Interface dataset entries:
++++++
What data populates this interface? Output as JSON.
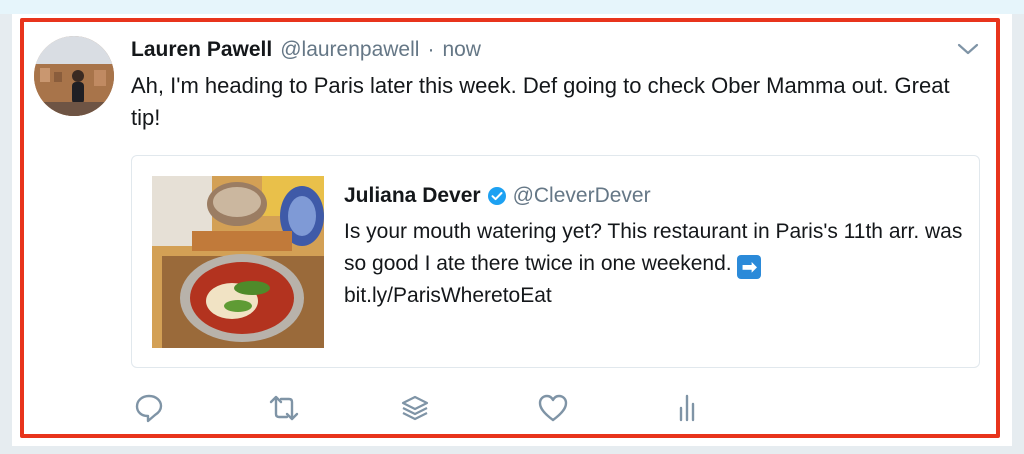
{
  "tweet": {
    "author_name": "Lauren Pawell",
    "author_handle": "@laurenpawell",
    "separator": "·",
    "timestamp": "now",
    "text": "Ah, I'm heading to Paris later this week. Def going to check Ober Mamma out. Great tip!",
    "avatar": "avatar-photo",
    "menu_icon": "chevron-down-icon"
  },
  "quoted_tweet": {
    "author_name": "Juliana Dever",
    "verified_icon": "verified-badge-icon",
    "author_handle": "@CleverDever",
    "text": "Is your mouth watering yet? This restaurant in Paris's 11th arr. was so good I ate there twice in one weekend.",
    "arrow_emoji": "➡",
    "link": "bit.ly/ParisWheretoEat",
    "image": "food-photo-pasta-dish"
  },
  "actions": [
    {
      "icon": "reply-icon"
    },
    {
      "icon": "retweet-icon"
    },
    {
      "icon": "stack-layers-icon"
    },
    {
      "icon": "like-heart-icon"
    },
    {
      "icon": "analytics-bar-icon"
    }
  ],
  "colors": {
    "highlight_border": "#e8341c",
    "verified_blue": "#1da1f2",
    "secondary_text": "#657786",
    "primary_text": "#14171a",
    "icon_gray": "#7f94a6"
  }
}
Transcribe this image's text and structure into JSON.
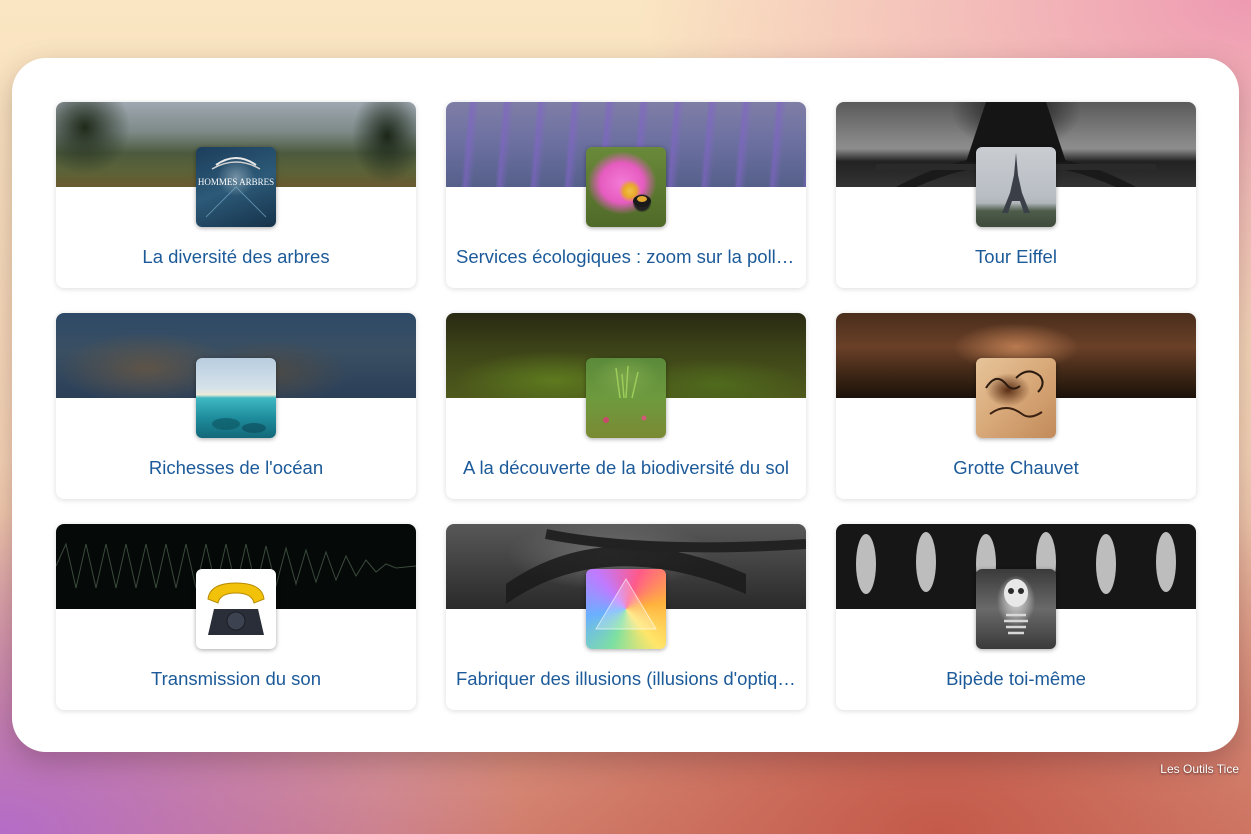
{
  "cards": [
    {
      "title": "La diversité des arbres",
      "thumb_text": "HOMMES ARBRES"
    },
    {
      "title": "Services écologiques : zoom sur la pollinisation"
    },
    {
      "title": "Tour Eiffel"
    },
    {
      "title": "Richesses de l'océan"
    },
    {
      "title": "A la découverte de la biodiversité du sol"
    },
    {
      "title": "Grotte Chauvet"
    },
    {
      "title": "Transmission du son"
    },
    {
      "title": "Fabriquer des illusions (illusions d'optique)"
    },
    {
      "title": "Bipède toi-même"
    }
  ],
  "watermark": "Les Outils Tice",
  "colors": {
    "title_text": "#1c5a99",
    "panel": "#ffffff"
  },
  "icons": [
    "trees-image",
    "flower-bee-image",
    "eiffel-tower-image",
    "ocean-image",
    "moss-image",
    "cave-painting-image",
    "rotary-phone-image",
    "prism-image",
    "skeleton-image"
  ]
}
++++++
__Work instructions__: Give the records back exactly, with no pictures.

__Problem solution__:
What data populates this interface? Output as JSON.
{
  "tweet": {
    "author_name": "Lauren Pawell",
    "author_handle": "@laurenpawell",
    "separator": "·",
    "timestamp": "now",
    "text": "Ah, I'm heading to Paris later this week. Def going to check Ober Mamma out. Great tip!",
    "avatar": "avatar-photo",
    "menu_icon": "chevron-down-icon"
  },
  "quoted_tweet": {
    "author_name": "Juliana Dever",
    "verified_icon": "verified-badge-icon",
    "author_handle": "@CleverDever",
    "text": "Is your mouth watering yet? This restaurant in Paris's 11th arr. was so good I ate there twice in one weekend.",
    "arrow_emoji": "➡",
    "link": "bit.ly/ParisWheretoEat",
    "image": "food-photo-pasta-dish"
  },
  "actions": [
    {
      "icon": "reply-icon"
    },
    {
      "icon": "retweet-icon"
    },
    {
      "icon": "stack-layers-icon"
    },
    {
      "icon": "like-heart-icon"
    },
    {
      "icon": "analytics-bar-icon"
    }
  ],
  "colors": {
    "highlight_border": "#e8341c",
    "verified_blue": "#1da1f2",
    "secondary_text": "#657786",
    "primary_text": "#14171a",
    "icon_gray": "#7f94a6"
  }
}
Transcribe this image's text and structure into JSON.
{
  "cards": [
    {
      "title": "La diversité des arbres",
      "thumb_text": "HOMMES ARBRES"
    },
    {
      "title": "Services écologiques : zoom sur la pollinisation"
    },
    {
      "title": "Tour Eiffel"
    },
    {
      "title": "Richesses de l'océan"
    },
    {
      "title": "A la découverte de la biodiversité du sol"
    },
    {
      "title": "Grotte Chauvet"
    },
    {
      "title": "Transmission du son"
    },
    {
      "title": "Fabriquer des illusions (illusions d'optique)"
    },
    {
      "title": "Bipède toi-même"
    }
  ],
  "watermark": "Les Outils Tice",
  "colors": {
    "title_text": "#1c5a99",
    "panel": "#ffffff"
  },
  "icons": [
    "trees-image",
    "flower-bee-image",
    "eiffel-tower-image",
    "ocean-image",
    "moss-image",
    "cave-painting-image",
    "rotary-phone-image",
    "prism-image",
    "skeleton-image"
  ]
}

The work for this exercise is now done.